Asteroids speed by Earth constantly without harming it, however, we have some legit reasons to stress over the asteroid called Bennu, which right now has a 1 of every 2,700 possibilities of smacking into our planet in 2135.
There’s no compelling reason to go nuts yet, be that as it may. Lawrence Livermore National Laboratory (LLNL), NASA and the National Nuclear Security Administration are working on it, and they’re pondering using a major Hammer.
What is Hammer?
Hammer means “Hypervelocity Asteroid Mitigation Mission for Emergency Response,” which is an amazing name all alone if you’re asking us. Hammer’s just an idea right now, yet in the event that it’s being developed, it would be a 30-foot-tall (9 meters), 8.8-ton spacecraft that could go about as either an asteroid battering ram or as a delivery vehicle for an atomic tool. We should call it the “nudge or nuke” alternative.
What is Bennu?
Bennu is a brute, as indicated by the national lab.
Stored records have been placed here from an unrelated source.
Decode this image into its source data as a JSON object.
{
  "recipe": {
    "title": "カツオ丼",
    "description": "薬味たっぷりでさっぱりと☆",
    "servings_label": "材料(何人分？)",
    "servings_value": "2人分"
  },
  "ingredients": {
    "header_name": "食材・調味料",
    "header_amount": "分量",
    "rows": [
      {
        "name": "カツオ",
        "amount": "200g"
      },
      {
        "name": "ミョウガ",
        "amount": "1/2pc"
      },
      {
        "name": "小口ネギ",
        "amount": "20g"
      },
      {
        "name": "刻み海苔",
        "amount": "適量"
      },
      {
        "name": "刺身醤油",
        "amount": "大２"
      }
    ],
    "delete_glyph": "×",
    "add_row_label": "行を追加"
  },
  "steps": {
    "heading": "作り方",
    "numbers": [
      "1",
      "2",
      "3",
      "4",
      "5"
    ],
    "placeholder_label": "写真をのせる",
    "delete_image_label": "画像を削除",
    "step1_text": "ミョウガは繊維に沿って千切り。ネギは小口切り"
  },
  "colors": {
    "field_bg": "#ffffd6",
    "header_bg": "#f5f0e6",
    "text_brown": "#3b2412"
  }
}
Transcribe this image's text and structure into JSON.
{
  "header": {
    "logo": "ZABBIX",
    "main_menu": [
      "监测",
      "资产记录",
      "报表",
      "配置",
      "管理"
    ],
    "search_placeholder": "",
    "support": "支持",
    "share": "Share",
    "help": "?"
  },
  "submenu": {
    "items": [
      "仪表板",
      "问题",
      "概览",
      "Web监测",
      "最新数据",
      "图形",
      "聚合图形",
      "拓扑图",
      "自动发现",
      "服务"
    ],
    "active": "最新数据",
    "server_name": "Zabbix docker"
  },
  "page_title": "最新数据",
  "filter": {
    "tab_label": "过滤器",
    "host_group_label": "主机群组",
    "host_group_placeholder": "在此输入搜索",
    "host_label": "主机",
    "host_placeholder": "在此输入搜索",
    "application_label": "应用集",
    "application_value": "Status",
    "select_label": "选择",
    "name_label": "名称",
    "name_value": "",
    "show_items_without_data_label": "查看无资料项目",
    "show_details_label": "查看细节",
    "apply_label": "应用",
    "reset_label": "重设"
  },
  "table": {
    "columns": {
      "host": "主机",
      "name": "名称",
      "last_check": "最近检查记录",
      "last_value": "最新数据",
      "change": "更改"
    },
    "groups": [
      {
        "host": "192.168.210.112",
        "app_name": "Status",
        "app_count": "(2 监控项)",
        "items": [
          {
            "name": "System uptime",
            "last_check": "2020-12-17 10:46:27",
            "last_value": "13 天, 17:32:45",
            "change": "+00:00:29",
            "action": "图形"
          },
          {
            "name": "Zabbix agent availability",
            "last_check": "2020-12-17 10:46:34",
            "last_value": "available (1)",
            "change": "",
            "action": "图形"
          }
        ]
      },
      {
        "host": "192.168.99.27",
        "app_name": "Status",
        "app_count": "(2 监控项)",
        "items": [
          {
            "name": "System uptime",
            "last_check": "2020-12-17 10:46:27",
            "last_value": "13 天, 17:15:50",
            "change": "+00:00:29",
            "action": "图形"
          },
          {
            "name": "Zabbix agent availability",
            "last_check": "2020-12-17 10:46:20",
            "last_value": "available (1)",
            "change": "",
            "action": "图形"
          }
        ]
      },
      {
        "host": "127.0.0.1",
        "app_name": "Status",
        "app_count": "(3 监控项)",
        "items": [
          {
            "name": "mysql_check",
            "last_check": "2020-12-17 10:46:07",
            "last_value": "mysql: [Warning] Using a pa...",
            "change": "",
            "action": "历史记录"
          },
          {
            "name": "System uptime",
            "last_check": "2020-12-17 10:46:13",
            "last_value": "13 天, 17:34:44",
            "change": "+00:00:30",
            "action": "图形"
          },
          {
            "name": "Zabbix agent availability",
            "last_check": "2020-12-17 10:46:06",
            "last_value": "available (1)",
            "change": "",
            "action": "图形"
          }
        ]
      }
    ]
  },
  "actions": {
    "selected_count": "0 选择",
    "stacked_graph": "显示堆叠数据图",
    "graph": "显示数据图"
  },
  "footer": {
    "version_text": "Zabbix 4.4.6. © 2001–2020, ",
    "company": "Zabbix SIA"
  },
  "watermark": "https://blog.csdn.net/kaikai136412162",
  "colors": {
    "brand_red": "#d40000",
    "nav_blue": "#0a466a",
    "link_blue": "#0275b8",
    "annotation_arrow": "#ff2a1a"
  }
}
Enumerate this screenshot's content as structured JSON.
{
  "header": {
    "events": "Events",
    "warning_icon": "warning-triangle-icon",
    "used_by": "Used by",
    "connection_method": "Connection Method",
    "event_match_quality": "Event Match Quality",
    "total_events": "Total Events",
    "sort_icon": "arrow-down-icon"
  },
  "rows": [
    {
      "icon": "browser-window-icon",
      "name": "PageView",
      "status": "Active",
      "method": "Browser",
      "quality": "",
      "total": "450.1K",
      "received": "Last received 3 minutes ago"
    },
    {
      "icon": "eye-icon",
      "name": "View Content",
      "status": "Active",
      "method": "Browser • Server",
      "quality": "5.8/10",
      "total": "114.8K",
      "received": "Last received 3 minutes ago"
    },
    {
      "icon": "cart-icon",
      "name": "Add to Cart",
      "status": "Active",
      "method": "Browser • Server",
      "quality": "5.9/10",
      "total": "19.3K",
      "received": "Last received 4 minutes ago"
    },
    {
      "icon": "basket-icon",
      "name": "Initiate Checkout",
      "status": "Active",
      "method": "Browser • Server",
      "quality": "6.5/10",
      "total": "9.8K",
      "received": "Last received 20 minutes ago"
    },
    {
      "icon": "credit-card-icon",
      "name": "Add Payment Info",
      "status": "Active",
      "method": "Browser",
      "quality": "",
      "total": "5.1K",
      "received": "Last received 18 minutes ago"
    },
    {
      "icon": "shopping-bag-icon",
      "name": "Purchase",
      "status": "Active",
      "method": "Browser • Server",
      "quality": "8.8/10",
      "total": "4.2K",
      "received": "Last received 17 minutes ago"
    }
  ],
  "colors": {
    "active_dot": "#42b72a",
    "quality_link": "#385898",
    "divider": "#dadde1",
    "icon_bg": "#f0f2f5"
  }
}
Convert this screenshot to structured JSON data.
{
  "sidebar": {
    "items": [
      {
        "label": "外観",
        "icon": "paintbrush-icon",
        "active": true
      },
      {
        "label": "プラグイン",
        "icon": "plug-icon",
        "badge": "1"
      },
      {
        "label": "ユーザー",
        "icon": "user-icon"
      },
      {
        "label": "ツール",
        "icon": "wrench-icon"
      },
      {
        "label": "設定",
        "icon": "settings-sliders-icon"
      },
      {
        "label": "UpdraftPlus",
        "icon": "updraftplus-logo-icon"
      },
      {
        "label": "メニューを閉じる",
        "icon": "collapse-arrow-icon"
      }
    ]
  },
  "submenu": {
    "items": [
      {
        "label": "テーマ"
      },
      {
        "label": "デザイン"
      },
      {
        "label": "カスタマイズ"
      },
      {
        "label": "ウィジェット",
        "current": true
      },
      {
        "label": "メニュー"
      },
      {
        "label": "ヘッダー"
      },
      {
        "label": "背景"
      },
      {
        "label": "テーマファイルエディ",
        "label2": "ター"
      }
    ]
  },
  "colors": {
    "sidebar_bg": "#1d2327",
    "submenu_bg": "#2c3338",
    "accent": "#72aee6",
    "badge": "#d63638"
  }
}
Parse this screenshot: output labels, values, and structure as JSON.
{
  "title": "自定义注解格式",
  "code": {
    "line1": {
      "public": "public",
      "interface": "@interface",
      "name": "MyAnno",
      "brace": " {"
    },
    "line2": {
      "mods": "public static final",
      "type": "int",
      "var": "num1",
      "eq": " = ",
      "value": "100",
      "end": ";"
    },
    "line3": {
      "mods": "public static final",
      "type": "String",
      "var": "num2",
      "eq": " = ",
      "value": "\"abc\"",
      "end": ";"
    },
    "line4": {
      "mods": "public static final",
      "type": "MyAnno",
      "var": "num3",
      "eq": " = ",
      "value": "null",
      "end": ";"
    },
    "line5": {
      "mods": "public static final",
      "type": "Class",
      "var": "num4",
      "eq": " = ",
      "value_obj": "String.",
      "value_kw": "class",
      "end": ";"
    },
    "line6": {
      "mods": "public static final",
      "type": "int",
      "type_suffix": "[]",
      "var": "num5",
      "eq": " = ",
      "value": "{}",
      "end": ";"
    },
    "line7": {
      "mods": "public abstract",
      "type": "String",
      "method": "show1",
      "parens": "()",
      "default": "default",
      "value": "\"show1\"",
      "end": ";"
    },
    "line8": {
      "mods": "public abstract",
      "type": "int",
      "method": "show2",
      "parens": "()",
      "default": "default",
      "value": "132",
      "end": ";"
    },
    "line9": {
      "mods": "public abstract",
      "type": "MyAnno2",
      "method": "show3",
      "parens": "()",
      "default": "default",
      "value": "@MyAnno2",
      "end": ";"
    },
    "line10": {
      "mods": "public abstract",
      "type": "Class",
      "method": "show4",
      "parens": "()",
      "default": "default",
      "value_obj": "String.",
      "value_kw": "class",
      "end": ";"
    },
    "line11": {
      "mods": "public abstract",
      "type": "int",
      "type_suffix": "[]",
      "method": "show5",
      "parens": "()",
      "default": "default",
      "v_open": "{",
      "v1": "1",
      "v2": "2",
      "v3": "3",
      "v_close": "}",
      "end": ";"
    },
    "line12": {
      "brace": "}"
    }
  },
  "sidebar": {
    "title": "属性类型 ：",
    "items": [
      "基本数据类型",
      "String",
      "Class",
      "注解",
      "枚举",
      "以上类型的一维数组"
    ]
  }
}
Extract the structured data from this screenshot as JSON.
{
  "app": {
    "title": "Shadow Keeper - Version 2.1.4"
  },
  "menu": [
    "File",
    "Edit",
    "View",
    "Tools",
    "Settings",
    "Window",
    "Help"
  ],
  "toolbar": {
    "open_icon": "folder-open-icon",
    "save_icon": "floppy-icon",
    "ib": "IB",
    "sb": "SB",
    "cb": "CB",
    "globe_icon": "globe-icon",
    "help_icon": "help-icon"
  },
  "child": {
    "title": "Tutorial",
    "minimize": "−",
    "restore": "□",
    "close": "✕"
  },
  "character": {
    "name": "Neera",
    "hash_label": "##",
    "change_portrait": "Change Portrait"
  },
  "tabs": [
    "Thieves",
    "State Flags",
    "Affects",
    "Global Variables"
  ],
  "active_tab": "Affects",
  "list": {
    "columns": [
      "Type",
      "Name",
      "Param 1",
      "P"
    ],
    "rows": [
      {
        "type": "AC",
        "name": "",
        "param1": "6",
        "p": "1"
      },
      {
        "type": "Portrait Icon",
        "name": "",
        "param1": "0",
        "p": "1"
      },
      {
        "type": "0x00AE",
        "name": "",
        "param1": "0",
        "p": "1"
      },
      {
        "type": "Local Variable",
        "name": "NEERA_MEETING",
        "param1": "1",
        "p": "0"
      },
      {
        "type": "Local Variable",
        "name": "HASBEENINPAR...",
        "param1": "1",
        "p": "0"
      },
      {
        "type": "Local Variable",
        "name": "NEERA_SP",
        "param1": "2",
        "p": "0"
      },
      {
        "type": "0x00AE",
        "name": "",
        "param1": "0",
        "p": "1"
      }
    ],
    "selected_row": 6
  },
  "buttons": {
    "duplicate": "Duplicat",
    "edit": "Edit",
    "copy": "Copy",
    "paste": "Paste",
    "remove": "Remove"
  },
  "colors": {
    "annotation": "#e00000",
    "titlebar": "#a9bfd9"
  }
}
It’s 1,664 times as substantial as the Titanic and measures about five football fields in diameter. On the off chance that it hit Earth, the effect would release 80,000 times the energy of the nuclear bomb utilized on Hiroshima in 1945. We’ll let that sync.
How are they going to take care of this?
Hammer is intended to be launched utilizing NASA’s Delta IV Heavy rocket. Analysts at Lawrence Livermore wrote a paper that assesses the alternatives for utilizing the spacecraft to effectively urge Bennu to redirect from Earth.
The analysts said that smashing the asteroid to change its course would be perfect, yet it would be a “delicate nudge” that doesn’t make it break down for good. It’s an entangled suggestion.